– 1 bunch kale, torn into bite size pieces
– 1 yellow onion, cut into crescents
– shitake mushrooms
– olive oil
– 1 tbsp tamari (or soy sauce)
– 1/2 tbsp mirin (rice wine)
– 1 tbsp water

What you do:
Heat pan over medium heat. Add olive oil. Add onions. Cook 2-3 minutes until onions become translucent. Add mushrooms. Cook a few minutes. Add kale. Stir to coat with oil. Combine tamari, mirin and water in a bowl. When greens begin to shrink down, pour in liquid mixture. Stir and cook a few more minutes. Taste greens to know when they’re done. Greens will be wilted and slightly sweet, not bitter. Serve with brown rice or quinoa.

eat your vitamins, recipes

The Green Smoothie

I know how it sounds.

But really I am not a crazy with a juicer. I’ve never even juiced anything. And I hate V8. I do realize a green smoothie sounds questionable, but if it wasn’t good I can tell you I would not have one everyday for breakfast. And I do! It’s delicious and such a good start to the day.

A few weeks ago I posted about leafy greens and how crazy good they are for you. Green = vitamins, minerals and all that good stuff. I’d heard of people who made green juice drinks as a way to squeeze in extra fruit/veggie servings. It can be part of a healing or a cleansing diet, or just a way to start the day off right. We all have those days when it’s just easier to pick up a sandwich. But when I have this smoothie in the morning I know that no matter what the day might bring (read: Chick Fil A lunch), I’ve already had my green.

I make it in the Magic Bullet. I’m sure you’ve seen the infomercial. It’s perfect for smoothies because you can just throw all your ingredients in one of the single serving cups, blend it and go.

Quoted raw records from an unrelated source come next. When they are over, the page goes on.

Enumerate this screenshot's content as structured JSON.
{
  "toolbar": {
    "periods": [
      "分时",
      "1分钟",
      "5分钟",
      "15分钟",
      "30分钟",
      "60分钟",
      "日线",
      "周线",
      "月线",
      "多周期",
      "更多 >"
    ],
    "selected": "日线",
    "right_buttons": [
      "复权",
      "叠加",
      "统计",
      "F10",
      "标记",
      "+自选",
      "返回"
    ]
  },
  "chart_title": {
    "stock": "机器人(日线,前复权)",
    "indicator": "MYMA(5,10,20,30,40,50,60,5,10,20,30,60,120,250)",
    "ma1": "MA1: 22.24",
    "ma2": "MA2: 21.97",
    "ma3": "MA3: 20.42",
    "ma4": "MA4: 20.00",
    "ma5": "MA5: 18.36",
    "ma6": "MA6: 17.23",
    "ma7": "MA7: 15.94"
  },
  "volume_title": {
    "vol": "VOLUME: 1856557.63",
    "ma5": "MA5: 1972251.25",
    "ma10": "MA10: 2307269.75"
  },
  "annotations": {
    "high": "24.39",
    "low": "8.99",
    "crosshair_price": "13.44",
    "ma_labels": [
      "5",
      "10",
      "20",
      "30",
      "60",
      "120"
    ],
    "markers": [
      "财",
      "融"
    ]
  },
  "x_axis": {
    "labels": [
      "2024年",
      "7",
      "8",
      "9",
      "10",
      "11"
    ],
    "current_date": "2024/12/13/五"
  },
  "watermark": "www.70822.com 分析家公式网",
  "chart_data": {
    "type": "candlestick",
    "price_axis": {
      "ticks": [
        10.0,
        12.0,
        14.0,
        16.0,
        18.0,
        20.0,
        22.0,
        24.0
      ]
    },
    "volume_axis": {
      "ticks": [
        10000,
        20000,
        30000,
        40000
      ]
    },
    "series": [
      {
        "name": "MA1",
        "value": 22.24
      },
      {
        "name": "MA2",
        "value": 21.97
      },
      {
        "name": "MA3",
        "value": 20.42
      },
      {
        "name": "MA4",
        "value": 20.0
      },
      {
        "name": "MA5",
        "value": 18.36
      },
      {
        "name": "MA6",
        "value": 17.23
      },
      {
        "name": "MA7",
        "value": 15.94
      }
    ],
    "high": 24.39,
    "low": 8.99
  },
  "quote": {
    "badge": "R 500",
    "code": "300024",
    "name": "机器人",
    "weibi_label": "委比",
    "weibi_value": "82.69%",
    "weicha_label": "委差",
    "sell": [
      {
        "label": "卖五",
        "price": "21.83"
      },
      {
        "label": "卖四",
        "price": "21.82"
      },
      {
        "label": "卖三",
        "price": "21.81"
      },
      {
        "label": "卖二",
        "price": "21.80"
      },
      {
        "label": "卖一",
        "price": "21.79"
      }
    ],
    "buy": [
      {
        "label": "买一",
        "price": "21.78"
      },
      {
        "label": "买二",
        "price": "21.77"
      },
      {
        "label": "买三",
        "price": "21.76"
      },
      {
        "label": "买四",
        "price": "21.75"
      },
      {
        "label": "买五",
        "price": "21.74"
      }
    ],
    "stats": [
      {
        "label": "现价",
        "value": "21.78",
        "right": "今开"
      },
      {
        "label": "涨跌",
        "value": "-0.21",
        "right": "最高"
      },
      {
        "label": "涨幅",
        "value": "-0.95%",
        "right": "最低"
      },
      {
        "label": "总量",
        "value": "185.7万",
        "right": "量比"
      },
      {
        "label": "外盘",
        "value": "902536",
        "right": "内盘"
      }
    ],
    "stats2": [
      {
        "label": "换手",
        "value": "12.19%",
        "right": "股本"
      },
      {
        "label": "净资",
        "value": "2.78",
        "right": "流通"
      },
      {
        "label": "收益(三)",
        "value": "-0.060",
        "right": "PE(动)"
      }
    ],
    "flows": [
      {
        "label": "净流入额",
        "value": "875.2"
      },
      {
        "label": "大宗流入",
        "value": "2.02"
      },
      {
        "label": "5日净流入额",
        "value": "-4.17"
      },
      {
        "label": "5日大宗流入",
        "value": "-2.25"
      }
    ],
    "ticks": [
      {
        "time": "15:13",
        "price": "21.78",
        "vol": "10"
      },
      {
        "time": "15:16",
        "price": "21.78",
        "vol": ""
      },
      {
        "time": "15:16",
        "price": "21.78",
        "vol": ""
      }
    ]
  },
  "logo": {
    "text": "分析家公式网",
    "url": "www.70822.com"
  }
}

Yes, it looks like it glows in the dark. But I swear all you taste is the mango. It’s sneaky like that. I used mangos here, but you can mix up whatever fruit you want. I like it with strawberries and blueberries too (and the darker fruit hides the green). I always use a banana because it gives it a soft, creamy texture. Frozen fruit makes a thicker smoothie too. Also, I add flaxseed for a serving of Omega-3s with its anti-inflammatory benefits.

What you need:

1 banana
a handful of frozen mango chunks
orange juice
1 tsp flaxseed (grounded or flax seed oil)
2-3 leaves kale, torn

What you do:
Put all the ingredients in a blender and blend, adding more orange juice as needed to facilitate blending.

eat your vitamins, recipes

Go Leafy Green.

Up until a few months ago my knowledge of leafy greens started with romaine and ended with spinach. Come to find out those are so 2008. Today it’s all about mustards, collards, dandelions and kale. Who knew such a smorgasbord of edible foliage was out there? Before, I probably would have guessed kale was a cousin of shrimp. No clue. Now I buy a bunch every trip to the grocery store. I admit, I used to hurry past that wall of green in the produce section on my way to the carrots and baby spinach. But I’m trying to spend more time in the weeds.

And by weeds I mean leafy greens, not the… well, you know. And the greener the better. I understand the common prejudice toward green things. I’ve never had a problem with the color. My food aversions are of the shape variety – like hot dogs. But that’s neither here nor there. Greens though, never an issue. If you can get past any preconceived notions and the image I’ve given you of actually eating weeds, kale and other dark leafy greens are actually quite tasty when done right. Plus they’re about as green as it gets and mama didn’t push those green beans because they’re beans. Green means vitamins, minerals and all that good stuff. So go get ya some.

Here’s my standby way of preparing kale.

What you need:
1 bunch kale
2 tbsp olive oil
1/2 onion, sliced into crescents
1 tbsp tamiri or soy sauce
2 tbsp water

What you do:
Wash kale by submerging leaves in a bowl of cold water. Dry, and tear kale leaves away from stems and into pieces.
Heat olive in pan over medium heat. Add onions and saute a few minutes, until translucent. Add kale and stir to coat with oil. The kale will turn a brilliant bright green and begin to wilt. Mix together the tamiri (or soy) and water. When greens begin to wilt, add liquid and allow the leaves absorb it, about 5-8 minutes. Taste to see if they’re done – greens should not be bitter, but a little sweet and still green.

And here’s more on how to cook mouthwatering greens and five more ways to eat kale.